S&P Global Market Intelligence offers our top picks of insurance news stories and more published throughout the week.
Generali/Intesa M&A speculation
* A landscape-shifting potential acquisition of Italy's largest insurer by its second-largest bank dominated headlines throughout the week. Italy's La Stampa first reported the potential deal over the weekend, suggesting that Intesa Sanpaolo SpA could take part in an acquisition of Generali by Allianz Group and AXA. Generali responded by acquiring the voting rights of 505 million shares, representing 3.01% of the lender's share capital, through a securities lending transaction, effectively blocking Intesa from acquiring a stake of less than 60% in the insurer. Intesa then said it was examining various possibilities for expanding its own business, including an acquisition of Generali.
Intesa's board was due to meet Jan. 27, although CEO Carlo Messina said the day before that a Generali deal would not be up for discussion. He also said he sees "room to grow" in tie-ups between banks and insurers.
* Meanwhile, Generali CFO and General Manager Alberto Minali will step down effective Jan. 31. He had reportedly clashed with CEO Philippe Donnet since the latter's appointment in 2016.
* Aon Plc's Aon Securities expects primary catastrophe bond issuance to approach $8 billion in 2017, a sharp rise from 2016's $5.8 billion. During the fourth quarter of 2016, the ILS market saw five catastrophe bond transactions worth $2.4 billion, the company noted.
* The U.K. Financial Conduct Authority released figures for 38 insurers that pay out claims most infrequently. The data highlighted that UIA (Insurance) Ltd. and Zenith Insurance Plc had the lowest claims acceptance rates for home insurance. Esure Group Plc had the lowest acceptance rate for personal accident insurance sold, while data for the year to Aug. 31, 2016, showed that, on average, Hiscox Syndicates Ltd. pays out the largest claims for home insurance. Brit Syndicates Ltd. pays out the most for home emergency insurance, according to the figures.
* Zurich-based catastrophe insurance data provider PERILS estimated that losses for the series of earthquakes that hit central Italy between Oct. 26 and Oct. 30, 2016, amounted to €125 million, up from an initial loss estimate of €31 million in December 2016.
Munich Re to restructure life, health divisions
* Munich Re will disband its Munich Health division, effective Feb. 1, and merge the latter's reinsurance units with Munich Re's life division. The primary health insurance business will be transferred to ERGO Group AG's ERGO International AG, in line with the planned strategic reorganization of ERGO International, scheduled for the first half of 2017.

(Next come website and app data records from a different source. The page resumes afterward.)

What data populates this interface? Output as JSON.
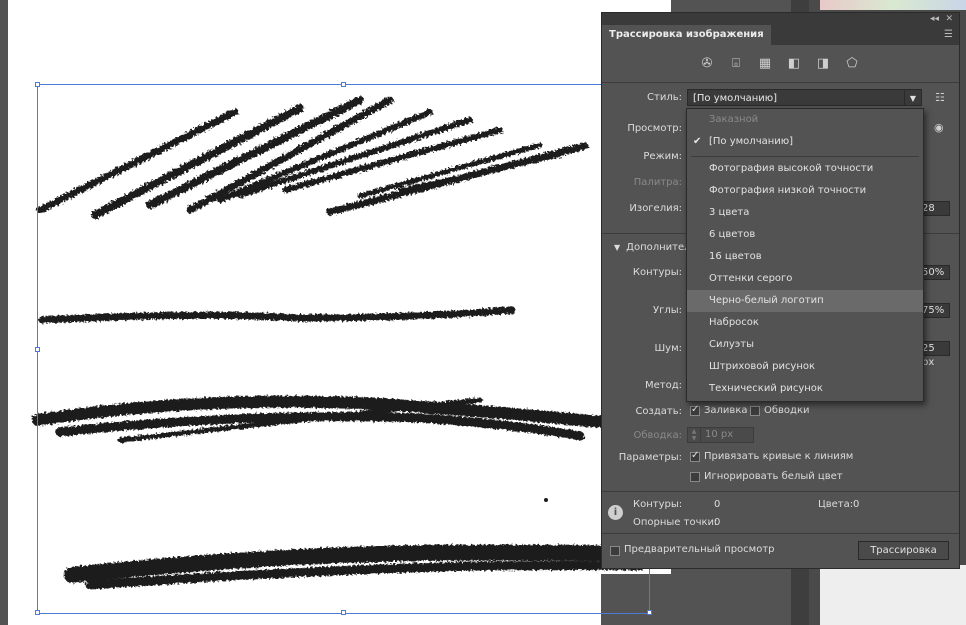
{
  "panel": {
    "title": "Трассировка изображения",
    "collapse_icon": "double-chevron-left-icon",
    "menu_icon": "panel-menu-icon",
    "presets": [
      {
        "name": "auto-color-icon",
        "glyph": "✇"
      },
      {
        "name": "high-color-icon",
        "glyph": "📷"
      },
      {
        "name": "low-color-icon",
        "glyph": "▦"
      },
      {
        "name": "grayscale-icon",
        "glyph": "◧"
      },
      {
        "name": "black-white-icon",
        "glyph": "◨"
      },
      {
        "name": "outline-icon",
        "glyph": "⬠"
      }
    ],
    "style_label": "Стиль:",
    "style_value": "[По умолчанию]",
    "view_label": "Просмотр:",
    "mode_label": "Режим:",
    "palette_label": "Палитра:",
    "threshold_label": "Изогелия:",
    "threshold_value": "28",
    "advanced_label": "Дополнительно",
    "paths_label": "Контуры:",
    "paths_value": "50%",
    "corners_label": "Углы:",
    "corners_value": "75%",
    "noise_label": "Шум:",
    "noise_value": "25 px",
    "method_label": "Метод:",
    "create_label": "Создать:",
    "fill_label": "Заливка",
    "fill_checked": true,
    "strokes_label": "Обводки",
    "strokes_checked": false,
    "stroke_label": "Обводка:",
    "stroke_value": "10 px",
    "options_label": "Параметры:",
    "snap_label": "Привязать кривые к линиям",
    "snap_checked": true,
    "ignore_white_label": "Игнорировать белый цвет",
    "ignore_white_checked": false,
    "info": {
      "paths_label": "Контуры:",
      "paths_value": "0",
      "anchors_label": "Опорные точки:",
      "anchors_value": "0",
      "colors_label": "Цвета:",
      "colors_value": "0"
    },
    "preview_label": "Предварительный просмотр",
    "trace_button": "Трассировка"
  },
  "dropdown": {
    "items": [
      {
        "label": "Заказной",
        "disabled": true
      },
      {
        "label": "[По умолчанию]",
        "checked": true
      },
      {
        "label": "Фотография высокой точности"
      },
      {
        "label": "Фотография низкой точности"
      },
      {
        "label": "3 цвета"
      },
      {
        "label": "6 цветов"
      },
      {
        "label": "16 цветов"
      },
      {
        "label": "Оттенки серого"
      },
      {
        "label": "Черно-белый логотип",
        "hover": true
      },
      {
        "label": "Набросок"
      },
      {
        "label": "Силуэты"
      },
      {
        "label": "Штриховой рисунок"
      },
      {
        "label": "Технический рисунок"
      }
    ]
  },
  "colors": {
    "panel_bg": "#535353",
    "canvas": "#ffffff",
    "selection": "#4a7bd9",
    "ink": "#1a1a1a"
  }
}
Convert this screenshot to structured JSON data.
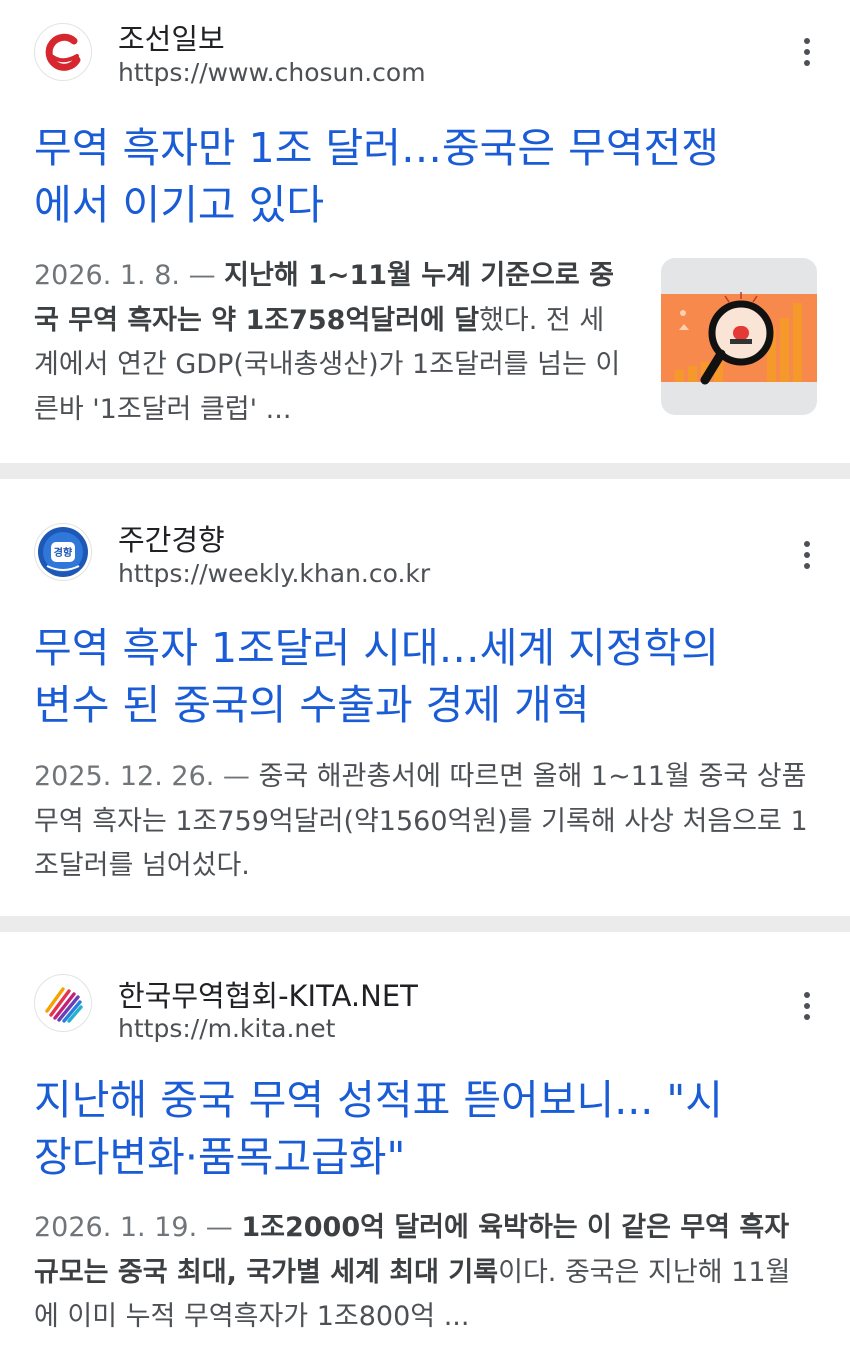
{
  "results": [
    {
      "source": "조선일보",
      "url": "https://www.chosun.com",
      "title_line1": "무역 흑자만 1조 달러…중국은 무역전쟁",
      "title_line2": "에서 이기고 있다",
      "date": "2026. 1. 8. — ",
      "snippet_bold": "지난해 1~11월 누계 기준으로 중국 무역 흑자는 약 1조758억달러에 달",
      "snippet_rest": "했다. 전 세계에서 연간 GDP(국내총생산)가 1조달러를 넘는 이른바 '1조달러 클럽' ...",
      "favicon_icon": "chosun-logo-icon",
      "thumbnail": "trade-surplus-alarm-chart-image"
    },
    {
      "source": "주간경향",
      "url": "https://weekly.khan.co.kr",
      "title_line1": "무역 흑자 1조달러 시대…세계 지정학의",
      "title_line2": "변수 된 중국의 수출과 경제 개혁",
      "date": "2025. 12. 26. — ",
      "snippet_rest": "중국 해관총서에 따르면 올해 1~11월 중국 상품 무역 흑자는 1조759억달러(약1560억원)를 기록해 사상 처음으로 1조달러를 넘어섰다.",
      "favicon_icon": "kyunghyang-logo-icon",
      "favicon_text": "경향"
    },
    {
      "source": "한국무역협회-KITA.NET",
      "url": "https://m.kita.net",
      "title_line1": "지난해 중국 무역 성적표 뜯어보니... \"시",
      "title_line2": "장다변화·품목고급화\"",
      "date": "2026. 1. 19. — ",
      "snippet_bold": "1조2000억 달러에 육박하는 이 같은 무역 흑자 규모는 중국 최대, 국가별 세계 최대 기록",
      "snippet_rest": "이다. 중국은 지난해 11월에 이미 누적 무역흑자가 1조800억 ...",
      "favicon_icon": "kita-logo-icon"
    }
  ],
  "colors": {
    "title_link": "#1a5bd6",
    "separator": "#ebebeb",
    "thumbnail_orange": "#f7894d"
  }
}
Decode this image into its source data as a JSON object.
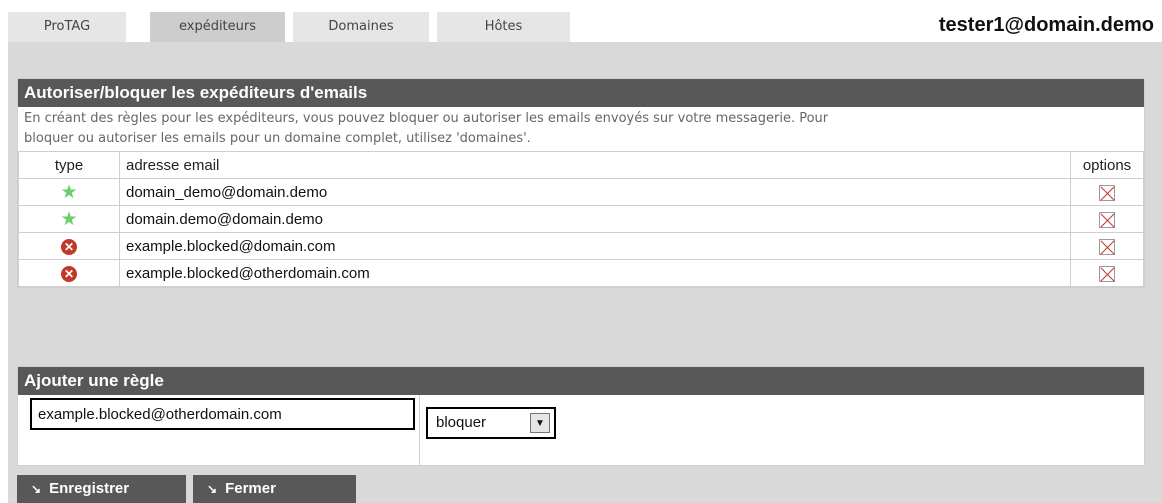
{
  "tabs": [
    {
      "label": "ProTAG",
      "active": false
    },
    {
      "label": "expéditeurs",
      "active": true
    },
    {
      "label": "Domaines",
      "active": false
    },
    {
      "label": "Hôtes",
      "active": false
    }
  ],
  "user": "tester1@domain.demo",
  "rules_panel": {
    "title": "Autoriser/bloquer les expéditeurs d'emails",
    "description_line1": "En créant des règles pour les expéditeurs, vous pouvez bloquer ou autoriser les emails envoyés sur votre messagerie. Pour",
    "description_line2": "bloquer ou autoriser les emails pour un domaine complet, utilisez 'domaines'.",
    "columns": {
      "type": "type",
      "email": "adresse email",
      "options": "options"
    },
    "rows": [
      {
        "type": "allowed",
        "icon": "star-icon",
        "email": "domain_demo@domain.demo"
      },
      {
        "type": "allowed",
        "icon": "star-icon",
        "email": "domain.demo@domain.demo"
      },
      {
        "type": "blocked",
        "icon": "blocked-icon",
        "email": "example.blocked@domain.com"
      },
      {
        "type": "blocked",
        "icon": "blocked-icon",
        "email": "example.blocked@otherdomain.com"
      }
    ]
  },
  "add_panel": {
    "title": "Ajouter une règle",
    "email_value": "example.blocked@otherdomain.com",
    "action_selected": "bloquer"
  },
  "buttons": {
    "save": "Enregistrer",
    "close": "Fermer"
  },
  "colors": {
    "header_bg": "#585858",
    "allow_star": "#6ccf6c",
    "block_red": "#c0392b"
  }
}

European insurers launch ops in India
* Swiss Re Ltd. and XL Catlin received permission from India's Insurance Regulatory and Development Authority to set up branches in Mumbai. Swiss Re's branch will open Feb. 1 and be known as Swiss Reinsurance Co. Ltd., India branch. XL Catlin's operation in the country will be a branch office of XL Insurance Co. SE.
* PZU SA and Poland's development fund, Polski Fundusz Rozwoju, signed an agreement covering the terms of their cooperation after completing the purchase of a major stake in Bank Pekao SA from UniCredit SpA.
* The Ontario Municipal Employees Retirement System agreed to contribute $1 billion in financing toward Fairfax Financial Holdings Ltd.'s pending acquisition of Allied World Assurance Co. Holdings AG, Bloomberg News reported.
* Admiral Group Plc's nonexecutive chairman, Alastair Lyons, will not seek re-election as a director of the company at its April 26 annual general meeting. Lyons' successor will be announced once regulatory approvals are received, according to Admiral.
* Aon's group president and the chairman and CEO of Aon Risk Solutions, Steve McGill, has stepped down, Artemis reported, citing a company memo.
* Aktia Pankki Oyj Deputy Managing Director Carl Pettersson will leave the lender to join Finland-based Veritas Eläkevakuutus Oy, or Veritas Pension Insurance, as managing director.
Featured during the week on S&P Global Market Intelligence
Politics seen driving Intesa/Generali deal amid regulatory, financial questions: Analysts are in doubt about the wisdom of a potential merger between Generali and Intesa, while suspecting that local political pressures are playing a part in Intesa's decision-making.
Blockchain could slash settlement times for reinsurance contracts: Blockchain technology could reduce the time taken for insurers and reinsurers to settle premiums and claims, although a reluctance by firms to give up control of processes could hinder its adoption.